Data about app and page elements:
[Start of Attachment]

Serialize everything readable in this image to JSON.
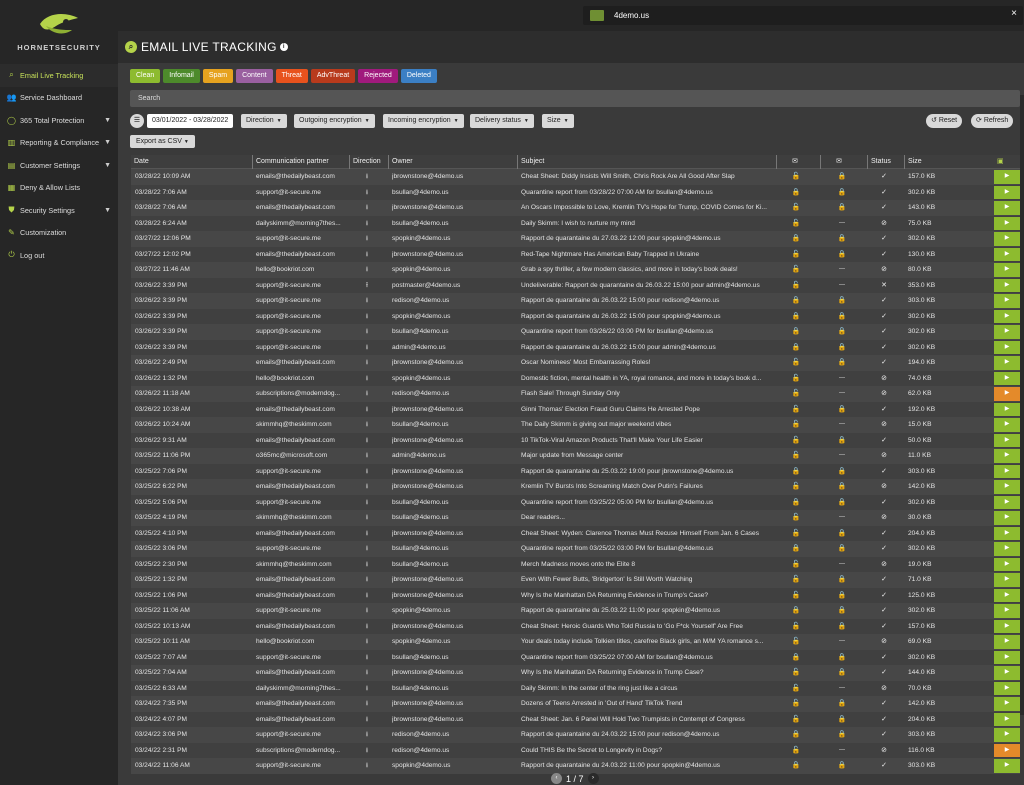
{
  "brand": {
    "name": "HORNETSECURITY"
  },
  "sidebar": {
    "items": [
      {
        "label": "Email Live Tracking",
        "icon": "magnifier-icon",
        "active": true,
        "chevron": false
      },
      {
        "label": "Service Dashboard",
        "icon": "users-icon",
        "active": false,
        "chevron": false
      },
      {
        "label": "365 Total Protection",
        "icon": "circle-icon",
        "active": false,
        "chevron": true
      },
      {
        "label": "Reporting & Compliance",
        "icon": "chart-icon",
        "active": false,
        "chevron": true
      },
      {
        "label": "Customer Settings",
        "icon": "card-icon",
        "active": false,
        "chevron": true
      },
      {
        "label": "Deny & Allow Lists",
        "icon": "list-icon",
        "active": false,
        "chevron": false
      },
      {
        "label": "Security Settings",
        "icon": "shield-icon",
        "active": false,
        "chevron": true
      },
      {
        "label": "Customization",
        "icon": "brush-icon",
        "active": false,
        "chevron": false
      },
      {
        "label": "Log out",
        "icon": "power-icon",
        "active": false,
        "chevron": false
      }
    ]
  },
  "topbar": {
    "tenant": "4demo.us",
    "close_label": "×"
  },
  "header": {
    "title": "EMAIL LIVE TRACKING",
    "info": "i"
  },
  "chips": [
    {
      "label": "Clean",
      "color": "#8dbb2f"
    },
    {
      "label": "Infomail",
      "color": "#4d8a2b"
    },
    {
      "label": "Spam",
      "color": "#e6a21f"
    },
    {
      "label": "Content",
      "color": "#9a5fa0"
    },
    {
      "label": "Threat",
      "color": "#e8521d"
    },
    {
      "label": "AdvThreat",
      "color": "#b83a1c"
    },
    {
      "label": "Rejected",
      "color": "#a01a7d"
    },
    {
      "label": "Deleted",
      "color": "#3b7fc4"
    }
  ],
  "search": {
    "placeholder": "Search"
  },
  "filters": {
    "date_range": "03/01/2022 - 03/28/2022",
    "direction": "Direction",
    "outgoing": "Outgoing encryption",
    "incoming": "Incoming encryption",
    "delivery": "Delivery status",
    "size": "Size",
    "reset": "Reset",
    "refresh": "Refresh",
    "export": "Export as CSV"
  },
  "table": {
    "columns": [
      "Date",
      "Communication partner",
      "Direction",
      "Owner",
      "Subject",
      "",
      "",
      "Status",
      "Size"
    ],
    "rows": [
      [
        "03/28/22 10:09 AM",
        "emails@thedailybeast.com",
        "in",
        "jbrownstone@4demo.us",
        "Cheat Sheet: Diddy Insists Will Smith, Chris Rock Are All Good After Slap",
        "open",
        "lock",
        "check",
        "157.0 KB",
        "green"
      ],
      [
        "03/28/22 7:06 AM",
        "support@it-secure.me",
        "in",
        "bsullan@4demo.us",
        "Quarantine report from 03/28/22 07:00 AM for bsullan@4demo.us",
        "lock",
        "lock",
        "check",
        "302.0 KB",
        "green"
      ],
      [
        "03/28/22 7:06 AM",
        "emails@thedailybeast.com",
        "in",
        "jbrownstone@4demo.us",
        "An Oscars Impossible to Love, Kremlin TV's Hope for Trump, COVID Comes for Ki...",
        "open",
        "lock",
        "check",
        "143.0 KB",
        "green"
      ],
      [
        "03/28/22 6:24 AM",
        "dailyskimm@morning7thes...",
        "in",
        "bsullan@4demo.us",
        "Daily Skimm: I wish to nurture my mind",
        "open",
        "dash",
        "ban",
        "75.0 KB",
        "green"
      ],
      [
        "03/27/22 12:06 PM",
        "support@it-secure.me",
        "in",
        "spopkin@4demo.us",
        "Rapport de quarantaine du 27.03.22 12:00 pour spopkin@4demo.us",
        "lock",
        "lock",
        "check",
        "302.0 KB",
        "green"
      ],
      [
        "03/27/22 12:02 PM",
        "emails@thedailybeast.com",
        "in",
        "jbrownstone@4demo.us",
        "Red-Tape Nightmare Has American Baby Trapped in Ukraine",
        "open",
        "lock",
        "check",
        "130.0 KB",
        "green"
      ],
      [
        "03/27/22 11:46 AM",
        "hello@bookriot.com",
        "in",
        "spopkin@4demo.us",
        "Grab a spy thriller, a few modern classics, and more in today's book deals!",
        "open",
        "dash",
        "ban",
        "80.0 KB",
        "green"
      ],
      [
        "03/26/22 3:39 PM",
        "support@it-secure.me",
        "out",
        "postmaster@4demo.us",
        "Undeliverable: Rapport de quarantaine du 26.03.22 15:00 pour admin@4demo.us",
        "open",
        "dash",
        "x",
        "353.0 KB",
        "green"
      ],
      [
        "03/26/22 3:39 PM",
        "support@it-secure.me",
        "in",
        "redison@4demo.us",
        "Rapport de quarantaine du 26.03.22 15:00 pour redison@4demo.us",
        "lock",
        "lock",
        "check",
        "303.0 KB",
        "green"
      ],
      [
        "03/26/22 3:39 PM",
        "support@it-secure.me",
        "in",
        "spopkin@4demo.us",
        "Rapport de quarantaine du 26.03.22 15:00 pour spopkin@4demo.us",
        "lock",
        "lock",
        "check",
        "302.0 KB",
        "green"
      ],
      [
        "03/26/22 3:39 PM",
        "support@it-secure.me",
        "in",
        "bsullan@4demo.us",
        "Quarantine report from 03/26/22 03:00 PM for bsullan@4demo.us",
        "lock",
        "lock",
        "check",
        "302.0 KB",
        "green"
      ],
      [
        "03/26/22 3:39 PM",
        "support@it-secure.me",
        "in",
        "admin@4demo.us",
        "Rapport de quarantaine du 26.03.22 15:00 pour admin@4demo.us",
        "lock",
        "lock",
        "check",
        "302.0 KB",
        "green"
      ],
      [
        "03/26/22 2:49 PM",
        "emails@thedailybeast.com",
        "in",
        "jbrownstone@4demo.us",
        "Oscar Nominees' Most Embarrassing Roles!",
        "open",
        "lock",
        "check",
        "194.0 KB",
        "green"
      ],
      [
        "03/26/22 1:32 PM",
        "hello@bookriot.com",
        "in",
        "spopkin@4demo.us",
        "Domestic fiction, mental health in YA, royal romance, and more in today's book d...",
        "open",
        "dash",
        "ban",
        "74.0 KB",
        "green"
      ],
      [
        "03/26/22 11:18 AM",
        "subscriptions@moderndog...",
        "in",
        "redison@4demo.us",
        "Flash Sale! Through Sunday Only",
        "open",
        "dash",
        "ban",
        "62.0 KB",
        "orange"
      ],
      [
        "03/26/22 10:38 AM",
        "emails@thedailybeast.com",
        "in",
        "jbrownstone@4demo.us",
        "Ginni Thomas' Election Fraud Guru Claims He Arrested Pope",
        "open",
        "lock",
        "check",
        "192.0 KB",
        "green"
      ],
      [
        "03/26/22 10:24 AM",
        "skimmhq@theskimm.com",
        "in",
        "bsullan@4demo.us",
        "The Daily Skimm is giving out major weekend vibes",
        "open",
        "dash",
        "ban",
        "15.0 KB",
        "green"
      ],
      [
        "03/26/22 9:31 AM",
        "emails@thedailybeast.com",
        "in",
        "jbrownstone@4demo.us",
        "10 TikTok-Viral Amazon Products That'll Make Your Life Easier",
        "open",
        "lock",
        "check",
        "50.0 KB",
        "green"
      ],
      [
        "03/25/22 11:06 PM",
        "o365mc@microsoft.com",
        "in",
        "admin@4demo.us",
        "Major update from Message center",
        "open",
        "dash",
        "ban",
        "11.0 KB",
        "green"
      ],
      [
        "03/25/22 7:06 PM",
        "support@it-secure.me",
        "in",
        "jbrownstone@4demo.us",
        "Rapport de quarantaine du 25.03.22 19:00 pour jbrownstone@4demo.us",
        "lock",
        "lock",
        "check",
        "303.0 KB",
        "green"
      ],
      [
        "03/25/22 6:22 PM",
        "emails@thedailybeast.com",
        "in",
        "jbrownstone@4demo.us",
        "Kremlin TV Bursts Into Screaming Match Over Putin's Failures",
        "open",
        "lock",
        "ban",
        "142.0 KB",
        "green"
      ],
      [
        "03/25/22 5:06 PM",
        "support@it-secure.me",
        "in",
        "bsullan@4demo.us",
        "Quarantine report from 03/25/22 05:00 PM for bsullan@4demo.us",
        "lock",
        "lock",
        "check",
        "302.0 KB",
        "green"
      ],
      [
        "03/25/22 4:19 PM",
        "skimmhq@theskimm.com",
        "in",
        "bsullan@4demo.us",
        "Dear readers...",
        "open",
        "dash",
        "ban",
        "30.0 KB",
        "green"
      ],
      [
        "03/25/22 4:10 PM",
        "emails@thedailybeast.com",
        "in",
        "jbrownstone@4demo.us",
        "Cheat Sheet: Wyden: Clarence Thomas Must Recuse Himself From Jan. 6 Cases",
        "open",
        "lock",
        "check",
        "204.0 KB",
        "green"
      ],
      [
        "03/25/22 3:06 PM",
        "support@it-secure.me",
        "in",
        "bsullan@4demo.us",
        "Quarantine report from 03/25/22 03:00 PM for bsullan@4demo.us",
        "lock",
        "lock",
        "check",
        "302.0 KB",
        "green"
      ],
      [
        "03/25/22 2:30 PM",
        "skimmhq@theskimm.com",
        "in",
        "bsullan@4demo.us",
        "Merch Madness moves onto the Elite 8",
        "open",
        "dash",
        "ban",
        "19.0 KB",
        "green"
      ],
      [
        "03/25/22 1:32 PM",
        "emails@thedailybeast.com",
        "in",
        "jbrownstone@4demo.us",
        "Even With Fewer Butts, 'Bridgerton' Is Still Worth Watching",
        "open",
        "lock",
        "check",
        "71.0 KB",
        "green"
      ],
      [
        "03/25/22 1:06 PM",
        "emails@thedailybeast.com",
        "in",
        "jbrownstone@4demo.us",
        "Why Is the Manhattan DA Returning Evidence in Trump's Case?",
        "open",
        "lock",
        "check",
        "125.0 KB",
        "green"
      ],
      [
        "03/25/22 11:06 AM",
        "support@it-secure.me",
        "in",
        "spopkin@4demo.us",
        "Rapport de quarantaine du 25.03.22 11:00 pour spopkin@4demo.us",
        "lock",
        "lock",
        "check",
        "302.0 KB",
        "green"
      ],
      [
        "03/25/22 10:13 AM",
        "emails@thedailybeast.com",
        "in",
        "jbrownstone@4demo.us",
        "Cheat Sheet: Heroic Guards Who Told Russia to 'Go F*ck Yourself' Are Free",
        "open",
        "lock",
        "check",
        "157.0 KB",
        "green"
      ],
      [
        "03/25/22 10:11 AM",
        "hello@bookriot.com",
        "in",
        "spopkin@4demo.us",
        "Your deals today include Tolkien titles, carefree Black girls, an M/M YA romance s...",
        "open",
        "dash",
        "ban",
        "69.0 KB",
        "green"
      ],
      [
        "03/25/22 7:07 AM",
        "support@it-secure.me",
        "in",
        "bsullan@4demo.us",
        "Quarantine report from 03/25/22 07:00 AM for bsullan@4demo.us",
        "lock",
        "lock",
        "check",
        "302.0 KB",
        "green"
      ],
      [
        "03/25/22 7:04 AM",
        "emails@thedailybeast.com",
        "in",
        "jbrownstone@4demo.us",
        "Why Is the Manhattan DA Returning Evidence in Trump Case?",
        "open",
        "lock",
        "check",
        "144.0 KB",
        "green"
      ],
      [
        "03/25/22 6:33 AM",
        "dailyskimm@morning7thes...",
        "in",
        "bsullan@4demo.us",
        "Daily Skimm: In the center of the ring just like a circus",
        "open",
        "dash",
        "ban",
        "70.0 KB",
        "green"
      ],
      [
        "03/24/22 7:35 PM",
        "emails@thedailybeast.com",
        "in",
        "jbrownstone@4demo.us",
        "Dozens of Teens Arrested in 'Out of Hand' TikTok Trend",
        "open",
        "lock",
        "check",
        "142.0 KB",
        "green"
      ],
      [
        "03/24/22 4:07 PM",
        "emails@thedailybeast.com",
        "in",
        "jbrownstone@4demo.us",
        "Cheat Sheet: Jan. 6 Panel Will Hold Two Trumpists in Contempt of Congress",
        "open",
        "lock",
        "check",
        "204.0 KB",
        "green"
      ],
      [
        "03/24/22 3:06 PM",
        "support@it-secure.me",
        "in",
        "redison@4demo.us",
        "Rapport de quarantaine du 24.03.22 15:00 pour redison@4demo.us",
        "lock",
        "lock",
        "check",
        "303.0 KB",
        "green"
      ],
      [
        "03/24/22 2:31 PM",
        "subscriptions@moderndog...",
        "in",
        "redison@4demo.us",
        "Could THIS Be the Secret to Longevity in Dogs?",
        "open",
        "dash",
        "ban",
        "116.0 KB",
        "orange"
      ],
      [
        "03/24/22 11:06 AM",
        "support@it-secure.me",
        "in",
        "spopkin@4demo.us",
        "Rapport de quarantaine du 24.03.22 11:00 pour spopkin@4demo.us",
        "lock",
        "lock",
        "check",
        "303.0 KB",
        "green"
      ]
    ]
  },
  "pager": {
    "text": "1 / 7"
  }
}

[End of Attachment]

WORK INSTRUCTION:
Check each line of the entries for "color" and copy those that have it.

RESULT FOR THIS TASK:
      "color": "#8dbb2f"
      "color": "#4d8a2b"
      "color": "#e6a21f"
      "color": "#9a5fa0"
      "color": "#e8521d"
      "color": "#b83a1c"
      "color": "#a01a7d"
      "color": "#3b7fc4"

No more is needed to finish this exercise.